Today we emphasize that Communion is not a reward. It is medicine for sick sinners. The danger now is that people come to the Lord’s Table casually, with no preparation at all. Here is what the Catechism says about this: “We must prepare ourselves for so great and so holy a moment. St. Paul urges us to examine our conscience: ‘Whoever, therefore, eats the bread or drinks the cup of the Lord in an unworthy manner will be guilty of profaning the body and blood of the Lord. Let a man examine himself, and so eat of the bread and drink of the cup. For any one who eats and drinks without discerning the body eats and drinks judgment upon himself’ (1 Cor. 11:27-29). Anyone conscious of grave sin must receive the sacrament of Reconciliation before coming to communion.” (No. 1385)
God does not want us to be fearful when we approach his Holy Table. He does want us, however, to be careful. Listen, again, to what the Catechism says on this point: “Bodily demeanor (gesture, clothing) ought to convey the respect, solemnity, and joy of this moment when Christ becomes our guest.” (No. 1387)

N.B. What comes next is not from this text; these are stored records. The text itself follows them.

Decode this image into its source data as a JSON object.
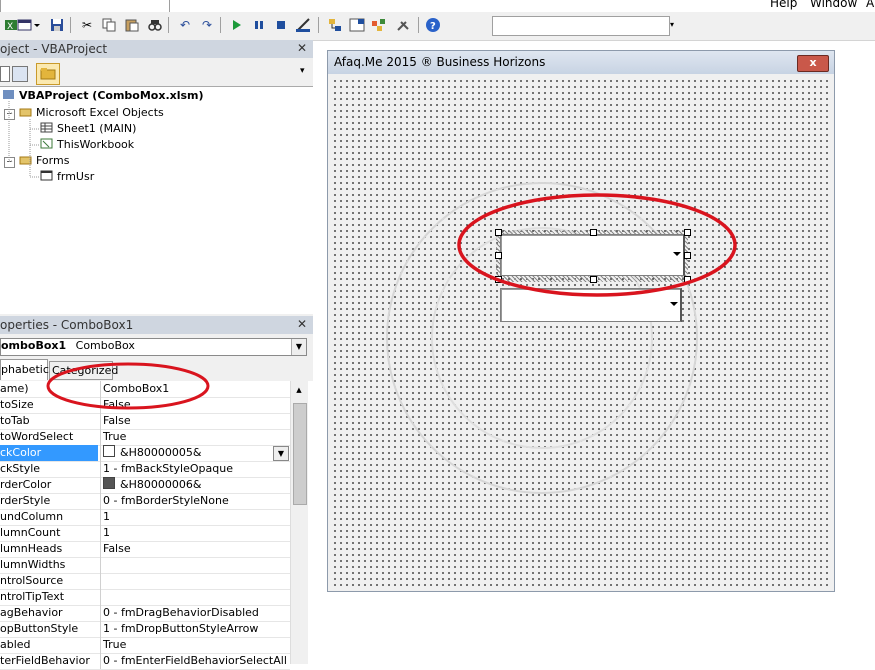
{
  "menubar": {
    "combo_text": "...",
    "help": "Help",
    "window": "Window",
    "trailing": "A"
  },
  "toolbar": {
    "icons": [
      "view-excel-icon",
      "insert-userform-icon",
      "save-icon",
      "cut-icon",
      "copy-icon",
      "paste-icon",
      "find-icon",
      "undo-icon",
      "redo-icon",
      "run-icon",
      "break-icon",
      "reset-icon",
      "design-mode-icon",
      "project-explorer-icon",
      "properties-icon",
      "object-browser-icon",
      "toolbox-icon",
      "help-icon"
    ]
  },
  "project_panel": {
    "title": "oject - VBAProject",
    "tree": [
      {
        "label": "VBAProject (ComboMox.xlsm)",
        "bold": true
      },
      {
        "label": "Microsoft Excel Objects"
      },
      {
        "label": "Sheet1 (MAIN)"
      },
      {
        "label": "ThisWorkbook"
      },
      {
        "label": "Forms"
      },
      {
        "label": "frmUsr"
      }
    ]
  },
  "properties_panel": {
    "title": "operties - ComboBox1",
    "object_name": "omboBox1",
    "object_type": "ComboBox",
    "tabs": [
      "phabetic",
      "Categorized"
    ],
    "rows": [
      {
        "name": "ame)",
        "value": "ComboBox1"
      },
      {
        "name": "toSize",
        "value": "False"
      },
      {
        "name": "toTab",
        "value": "False"
      },
      {
        "name": "toWordSelect",
        "value": "True"
      },
      {
        "name": "ckColor",
        "value": "&H80000005&",
        "swatch": "#ffffff",
        "selected": true
      },
      {
        "name": "ckStyle",
        "value": "1 - fmBackStyleOpaque"
      },
      {
        "name": "rderColor",
        "value": "&H80000006&",
        "swatch": "#555555"
      },
      {
        "name": "rderStyle",
        "value": "0 - fmBorderStyleNone"
      },
      {
        "name": "undColumn",
        "value": "1"
      },
      {
        "name": "lumnCount",
        "value": "1"
      },
      {
        "name": "lumnHeads",
        "value": "False"
      },
      {
        "name": "lumnWidths",
        "value": ""
      },
      {
        "name": "ntrolSource",
        "value": ""
      },
      {
        "name": "ntrolTipText",
        "value": ""
      },
      {
        "name": "agBehavior",
        "value": "0 - fmDragBehaviorDisabled"
      },
      {
        "name": "opButtonStyle",
        "value": "1 - fmDropButtonStyleArrow"
      },
      {
        "name": "abled",
        "value": "True"
      },
      {
        "name": "terFieldBehavior",
        "value": "0 - fmEnterFieldBehaviorSelectAll"
      }
    ]
  },
  "userform": {
    "title": "Afaq.Me 2015 ® Business Horizons",
    "close_label": "x"
  },
  "colors": {
    "selection": "#3399ff",
    "annotation": "#d9141e"
  }
}
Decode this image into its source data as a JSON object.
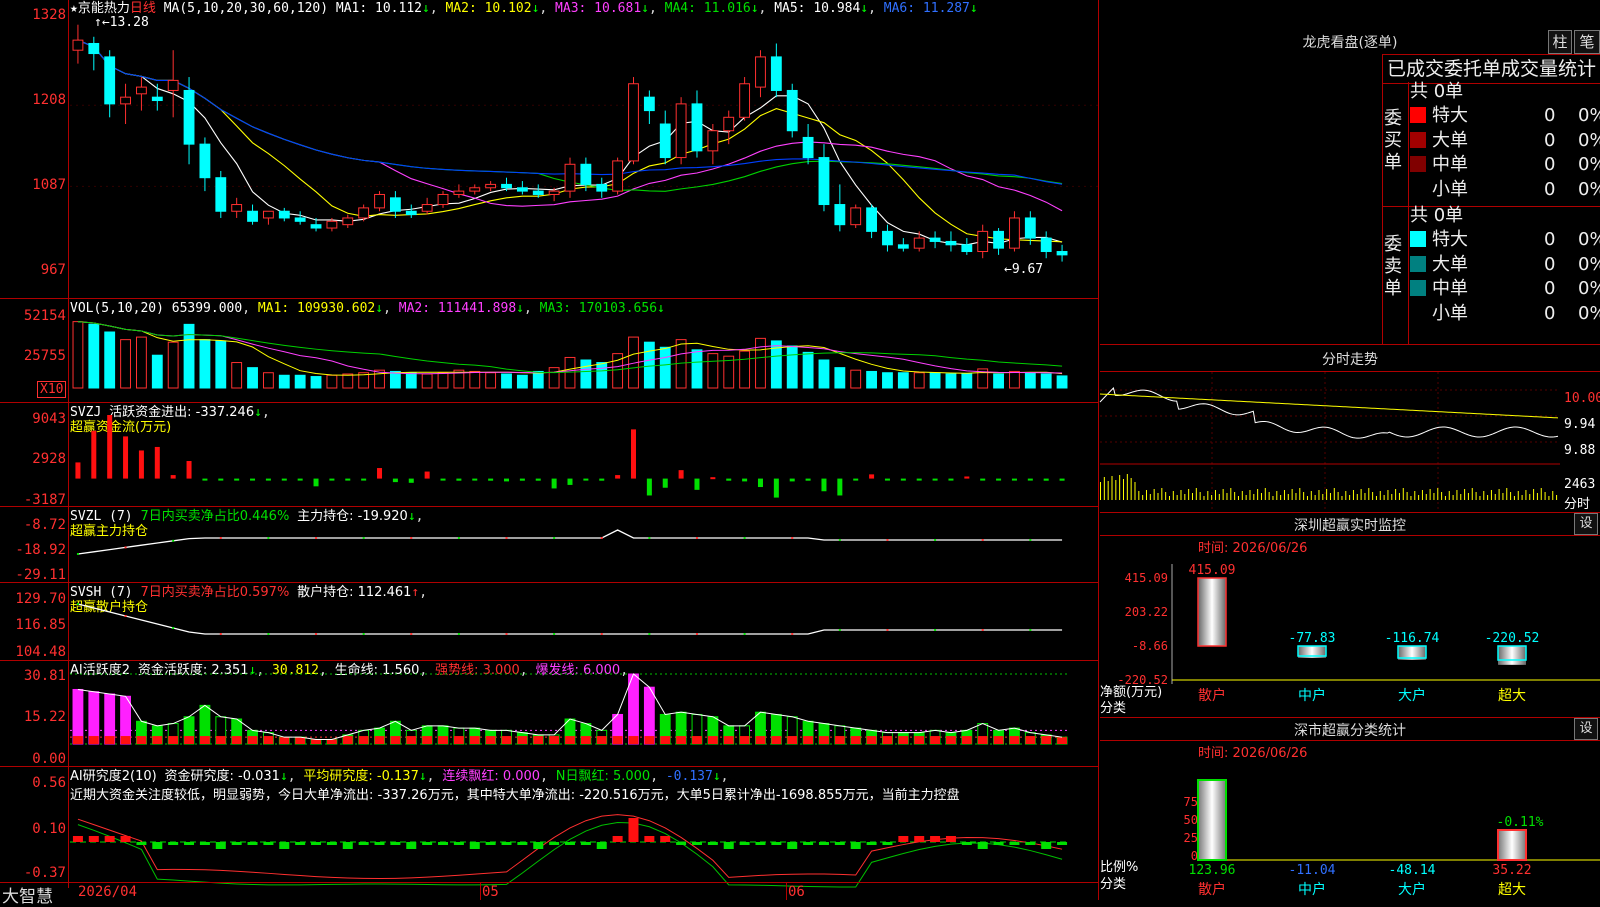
{
  "main_header": {
    "name": "京能热力",
    "period": "日线",
    "ma_params": "MA(5,10,20,30,60,120)",
    "ma1": "MA1: 10.112",
    "ma2": "MA2: 10.102",
    "ma3": "MA3: 10.681",
    "ma4": "MA4: 11.016",
    "ma5": "MA5: 10.984",
    "ma6": "MA6: 11.287",
    "high_mark": "13.28",
    "low_mark": "9.67"
  },
  "price_axis": [
    "1328",
    "1208",
    "1087",
    "967"
  ],
  "vol": {
    "header": "VOL(5,10,20)",
    "val": "65399.000",
    "ma1": "MA1: 109930.602",
    "ma2": "MA2: 111441.898",
    "ma3": "MA3: 170103.656",
    "axis": [
      "52154",
      "25755"
    ],
    "unit": "X10"
  },
  "svzj": {
    "header": "SVZJ",
    "label": "活跃资金进出: -337.246",
    "sub": "超赢资金流(万元)",
    "axis": [
      "9043",
      "2928",
      "-3187"
    ]
  },
  "svzl": {
    "header": "SVZL (7)",
    "label1": "7日内买卖净占比0.446%",
    "label2": "主力持仓: -19.920",
    "sub": "超赢主力持仓",
    "axis": [
      "-8.72",
      "-18.92",
      "-29.11"
    ]
  },
  "svsh": {
    "header": "SVSH (7)",
    "label1": "7日内买卖净占比0.597%",
    "label2": "散户持仓: 112.461",
    "sub": "超赢散户持仓",
    "axis": [
      "129.70",
      "116.85",
      "104.48"
    ]
  },
  "ai1": {
    "header": "AI活跃度2",
    "l1": "资金活跃度: 2.351",
    "l2": "30.812",
    "l3": "生命线: 1.560",
    "l4": "强势线: 3.000",
    "l5": "爆发线: 6.000",
    "axis": [
      "30.81",
      "15.22",
      "0.00"
    ]
  },
  "ai2": {
    "header": "AI研究度2(10)",
    "l1": "资金研究度: -0.031",
    "l2": "平均研究度: -0.137",
    "l3": "连续飘红: 0.000",
    "l4": "N日飘红: 5.000",
    "l5": "-0.137",
    "desc": "近期大资金关注度较低，明显弱势，今日大单净流出: -337.26万元，其中特大单净流出: -220.516万元，大单5日累计净出-1698.855万元，当前主力控盘",
    "axis": [
      "0.56",
      "0.10",
      "-0.37"
    ]
  },
  "date_axis": {
    "d1": "2026/04",
    "d2": "05",
    "d3": "06"
  },
  "brand": "大智慧",
  "chart_data": [
    {
      "type": "candlestick",
      "title": "京能热力 日线",
      "ylim": [
        9.67,
        13.28
      ],
      "candles": [
        [
          12.9,
          13.28,
          12.7,
          13.05
        ],
        [
          13.0,
          13.1,
          12.6,
          12.85
        ],
        [
          12.8,
          12.9,
          11.9,
          12.1
        ],
        [
          12.1,
          12.4,
          11.8,
          12.2
        ],
        [
          12.25,
          12.5,
          12.0,
          12.35
        ],
        [
          12.2,
          12.4,
          12.0,
          12.15
        ],
        [
          12.3,
          12.9,
          11.9,
          12.45
        ],
        [
          12.3,
          12.5,
          11.2,
          11.5
        ],
        [
          11.5,
          11.6,
          10.8,
          11.0
        ],
        [
          11.0,
          11.1,
          10.4,
          10.5
        ],
        [
          10.5,
          10.7,
          10.4,
          10.6
        ],
        [
          10.5,
          10.6,
          10.3,
          10.35
        ],
        [
          10.4,
          10.5,
          10.3,
          10.5
        ],
        [
          10.5,
          10.55,
          10.35,
          10.4
        ],
        [
          10.4,
          10.5,
          10.3,
          10.35
        ],
        [
          10.3,
          10.4,
          10.2,
          10.25
        ],
        [
          10.25,
          10.4,
          10.2,
          10.35
        ],
        [
          10.3,
          10.45,
          10.25,
          10.4
        ],
        [
          10.4,
          10.6,
          10.35,
          10.55
        ],
        [
          10.55,
          10.8,
          10.5,
          10.75
        ],
        [
          10.7,
          10.8,
          10.4,
          10.5
        ],
        [
          10.5,
          10.6,
          10.4,
          10.45
        ],
        [
          10.5,
          10.7,
          10.45,
          10.6
        ],
        [
          10.6,
          10.8,
          10.55,
          10.75
        ],
        [
          10.75,
          10.9,
          10.7,
          10.8
        ],
        [
          10.8,
          10.9,
          10.75,
          10.85
        ],
        [
          10.85,
          10.95,
          10.8,
          10.9
        ],
        [
          10.9,
          11.0,
          10.8,
          10.85
        ],
        [
          10.85,
          10.95,
          10.75,
          10.8
        ],
        [
          10.8,
          10.9,
          10.7,
          10.75
        ],
        [
          10.75,
          10.85,
          10.65,
          10.8
        ],
        [
          10.8,
          11.3,
          10.7,
          11.2
        ],
        [
          11.2,
          11.3,
          10.8,
          10.9
        ],
        [
          10.9,
          11.0,
          10.7,
          10.8
        ],
        [
          10.8,
          11.3,
          10.75,
          11.25
        ],
        [
          11.25,
          12.5,
          11.2,
          12.4
        ],
        [
          12.2,
          12.3,
          11.8,
          12.0
        ],
        [
          11.8,
          12.0,
          11.2,
          11.3
        ],
        [
          11.3,
          12.2,
          11.2,
          12.1
        ],
        [
          12.1,
          12.3,
          11.3,
          11.4
        ],
        [
          11.4,
          11.8,
          11.2,
          11.7
        ],
        [
          11.7,
          12.0,
          11.5,
          11.9
        ],
        [
          11.9,
          12.5,
          11.85,
          12.4
        ],
        [
          12.35,
          12.9,
          12.2,
          12.8
        ],
        [
          12.8,
          13.0,
          12.2,
          12.3
        ],
        [
          12.3,
          12.4,
          11.6,
          11.7
        ],
        [
          11.6,
          11.8,
          11.2,
          11.3
        ],
        [
          11.3,
          11.5,
          10.5,
          10.6
        ],
        [
          10.6,
          10.9,
          10.2,
          10.3
        ],
        [
          10.3,
          10.6,
          10.25,
          10.55
        ],
        [
          10.55,
          10.6,
          10.1,
          10.2
        ],
        [
          10.2,
          10.3,
          9.9,
          10.0
        ],
        [
          10.0,
          10.1,
          9.9,
          9.95
        ],
        [
          9.95,
          10.2,
          9.9,
          10.1
        ],
        [
          10.1,
          10.2,
          9.95,
          10.05
        ],
        [
          10.05,
          10.2,
          9.9,
          10.0
        ],
        [
          10.0,
          10.1,
          9.85,
          9.9
        ],
        [
          9.9,
          10.3,
          9.8,
          10.2
        ],
        [
          10.2,
          10.25,
          9.85,
          9.95
        ],
        [
          9.95,
          10.5,
          9.9,
          10.4
        ],
        [
          10.4,
          10.5,
          10.0,
          10.1
        ],
        [
          10.1,
          10.2,
          9.8,
          9.9
        ],
        [
          9.9,
          10.0,
          9.75,
          9.85
        ]
      ]
    },
    {
      "type": "bar",
      "title": "VOL(5,10,20)",
      "unit": "X10",
      "values": [
        52154,
        50000,
        44000,
        38000,
        40000,
        25755,
        36000,
        50000,
        38000,
        37000,
        20000,
        16000,
        12000,
        10000,
        10000,
        9000,
        10000,
        11000,
        12000,
        14000,
        13000,
        12000,
        11000,
        12000,
        14000,
        13000,
        12000,
        11000,
        10000,
        13000,
        16000,
        24000,
        22000,
        20000,
        27000,
        40000,
        36000,
        32000,
        38000,
        30000,
        27000,
        25000,
        29000,
        39000,
        37000,
        33000,
        28000,
        22000,
        16000,
        14000,
        13000,
        12000,
        12000,
        12000,
        12000,
        11000,
        11000,
        15000,
        11000,
        13000,
        12000,
        11000,
        9500
      ]
    },
    {
      "type": "bar",
      "title": "超赢资金流(万元)",
      "ylim": [
        -3187,
        9043
      ],
      "values": [
        2300,
        6800,
        9043,
        6000,
        4000,
        4500,
        500,
        2500,
        -100,
        -100,
        -100,
        -100,
        -200,
        -100,
        -200,
        -1100,
        -200,
        -100,
        -100,
        1500,
        -500,
        -600,
        1000,
        -200,
        -300,
        -200,
        -300,
        -400,
        -300,
        -300,
        -1400,
        -900,
        -200,
        -300,
        500,
        7000,
        -2400,
        -1300,
        1200,
        -1600,
        200,
        -300,
        -400,
        -1200,
        -2700,
        -400,
        -300,
        -1800,
        -2400,
        -200,
        600,
        -200,
        -200,
        -200,
        -100,
        -200,
        300,
        -200,
        -200,
        -200,
        -200,
        -300,
        -300
      ]
    },
    {
      "type": "line",
      "title": "超赢主力持仓",
      "ylim": [
        -29.11,
        -8.72
      ]
    },
    {
      "type": "line",
      "title": "超赢散户持仓",
      "ylim": [
        104.48,
        129.7
      ]
    },
    {
      "type": "bar",
      "title": "AI活跃度2",
      "ylim": [
        0,
        30.81
      ],
      "values": [
        24,
        23,
        22,
        21,
        10,
        8,
        9,
        12,
        17,
        12,
        11,
        6,
        5,
        3,
        3,
        2,
        2,
        4,
        6,
        7,
        10,
        6,
        8,
        8,
        7,
        7,
        6,
        6,
        5,
        4,
        4,
        11,
        9,
        6,
        13,
        30.81,
        25,
        13,
        14,
        13,
        12,
        8,
        8,
        14,
        13,
        12,
        10,
        9,
        8,
        7,
        6,
        5,
        5,
        5,
        6,
        5,
        6,
        9,
        6,
        7,
        5,
        4,
        3
      ]
    },
    {
      "type": "line",
      "title": "AI研究度2(10)",
      "ylim": [
        -0.37,
        0.56
      ]
    },
    {
      "type": "bar",
      "title": "深圳超赢实时监控",
      "xlabel": "分类",
      "ylabel": "净额(万元)",
      "categories": [
        "散户",
        "中户",
        "大户",
        "超大"
      ],
      "values": [
        415.09,
        -77.83,
        -116.74,
        -220.52
      ],
      "ylim": [
        -220.52,
        415.09
      ]
    },
    {
      "type": "bar",
      "title": "深市超赢分类统计",
      "xlabel": "分类",
      "ylabel": "比例%",
      "categories": [
        "散户",
        "中户",
        "大户",
        "超大"
      ],
      "values": [
        123.96,
        -11.04,
        -48.14,
        35.22
      ],
      "ylim": [
        0,
        75
      ]
    }
  ],
  "right": {
    "dragon_title": "龙虎看盘(逐单)",
    "btn1": "柱",
    "btn2": "笔",
    "stat_title": "已成交委托单成交量统计",
    "buy_label": "委买单",
    "sell_label": "委卖单",
    "buy_total": "共 0单",
    "sell_total": "共 0单",
    "buy_rows": [
      {
        "name": "特大",
        "n": "0",
        "p": "0%",
        "color": "#ff0000"
      },
      {
        "name": "大单",
        "n": "0",
        "p": "0%",
        "color": "#a00000"
      },
      {
        "name": "中单",
        "n": "0",
        "p": "0%",
        "color": "#800000"
      },
      {
        "name": "小单",
        "n": "0",
        "p": "0%",
        "color": "#000000"
      }
    ],
    "sell_rows": [
      {
        "name": "特大",
        "n": "0",
        "p": "0%",
        "color": "#00ffff"
      },
      {
        "name": "大单",
        "n": "0",
        "p": "0%",
        "color": "#008080"
      },
      {
        "name": "中单",
        "n": "0",
        "p": "0%",
        "color": "#008080"
      },
      {
        "name": "小单",
        "n": "0",
        "p": "0%",
        "color": "#000000"
      }
    ],
    "intraday_title": "分时走势",
    "intraday_axis": [
      "10.00",
      "9.94",
      "9.88"
    ],
    "intraday_vol": "2463",
    "intraday_unit": "分时",
    "monitor_title": "深圳超赢实时监控",
    "monitor_set": "设",
    "monitor_time": "时间: 2026/06/26",
    "monitor_vals": [
      "415.09",
      "-77.83",
      "-116.74",
      "-220.52"
    ],
    "monitor_axis": [
      "415.09",
      "203.22",
      "-8.66",
      "-220.52"
    ],
    "monitor_ylabel": "净额(万元)",
    "monitor_xlabel": "分类",
    "cats": [
      "散户",
      "中户",
      "大户",
      "超大"
    ],
    "class_title": "深市超赢分类统计",
    "class_set": "设",
    "class_time": "时间: 2026/06/26",
    "class_vals": [
      "123.96",
      "-11.04",
      "-48.14",
      "35.22"
    ],
    "class_top": "-0.11%",
    "class_axis": [
      "75",
      "50",
      "25",
      "0"
    ],
    "class_ylabel": "比例%",
    "class_xlabel": "分类"
  }
}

Once again, dear friends, I have the privilege, though unworthy, of extending to you the invitation you have heard so many times before: “Everything is ready; come to the feast.” God, the host at this banquet, longs to have you with him. He wants to fill you with his goodness, his power, his purity, his love.
He cannot fill you unless you come.
He cannot fill you unless you are empty.
He cannot fill you unless you confess your need, which means preparing by acknowledging your unworthiness.
How often have you heard this invitation before? How often will you hear it again? One day you will hear it for the last time. Then you will receive another invitation: to appear before your divine Master, your King, your Creator, your Lord.
When you encounter him, will you recognize him with joy as your familiar host at this banquet? Or will you be encountering a stern judge, before whom you shrink in fear?
The answer to those two questions is in your hands — right now!